"People are at risk of getting coronavirus, people are locked down, some people don't have jobs. For me, I still get to do what I love."
Watson is always generous in spending time immersed in community programs but insisted he gains as often as he gives.
"It's a really good way for me to go and connect with people. I really enjoy it," he said.
"I've said it about when I go to the Kirinari Hostel before. You go out there and the kids help you as much as you help them.
"I can go out there and clear my mind. It's our responsibility to be in the community and go and do those things.
"Once upon a time we were those kids. I was one of those kids looking up to an NRL player who'd come to my school or ran a program for me. I think it's important that I give back in some way."
He described his Ken Stephen recognition as a massive honour. "But I think, especially this year, it's sort of a team nomination," he added.

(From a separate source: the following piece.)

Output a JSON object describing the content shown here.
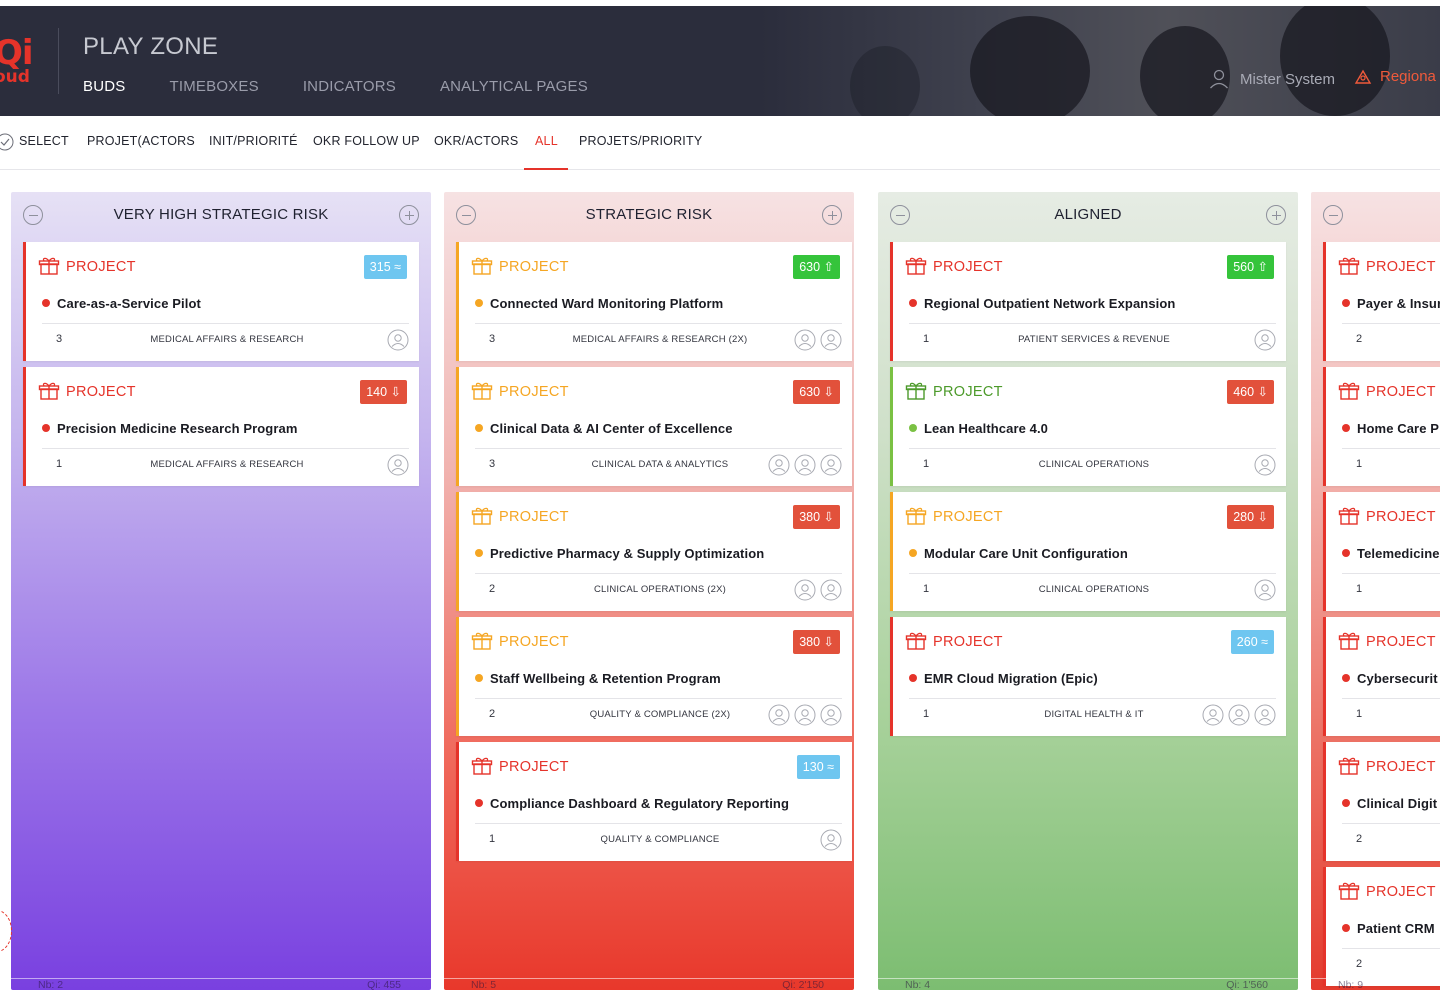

"I've got my Mum, my Dad, my brother who are also helping along this journey with the charity. There's plenty of people that have contributed to the stuff that I'm doing."
Help is available 24/7 for anyone who has mental health issues by calling Lifeline Australia on 13 11 14
For further information on the NRL State of Mind program, click here.